═══ Provided material ═══

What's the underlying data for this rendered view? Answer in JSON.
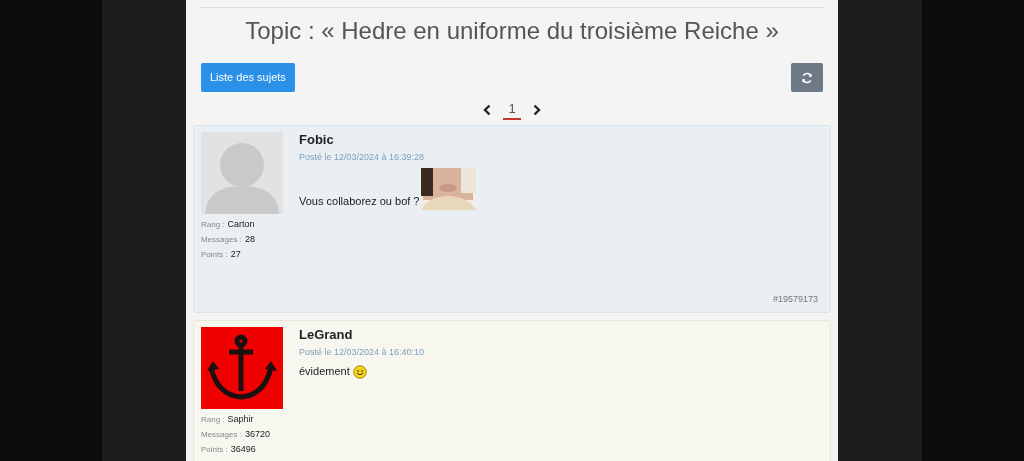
{
  "title": "Topic : « Hedre en uniforme du troisième Reiche »",
  "toolbar": {
    "topics_button": "Liste des sujets"
  },
  "pagination": {
    "pages": [
      {
        "label": "1",
        "selected": true
      }
    ]
  },
  "posts": [
    {
      "author": "Fobic",
      "avatar": {
        "kind": "silhouette"
      },
      "date": "Posté le 12/03/2024 à 16:39:28",
      "body": "Vous collaborez ou bof ?",
      "stats": [
        {
          "label": "Rang :",
          "value": "Carton"
        },
        {
          "label": "Messages :",
          "value": "28"
        },
        {
          "label": "Points :",
          "value": "27"
        }
      ],
      "post_id": "#19579173"
    },
    {
      "author": "LeGrand",
      "avatar": {
        "kind": "anchor"
      },
      "date": "Posté le 12/03/2024 à 16:40:10",
      "body": "évidement",
      "emoji": {
        "kind": "smile"
      },
      "stats": [
        {
          "label": "Rang :",
          "value": "Saphir"
        },
        {
          "label": "Messages :",
          "value": "36720"
        },
        {
          "label": "Points :",
          "value": "36496"
        }
      ]
    }
  ]
}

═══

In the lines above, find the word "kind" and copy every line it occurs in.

        "kind": "silhouette"
        "kind": "anchor"
        "kind": "smile"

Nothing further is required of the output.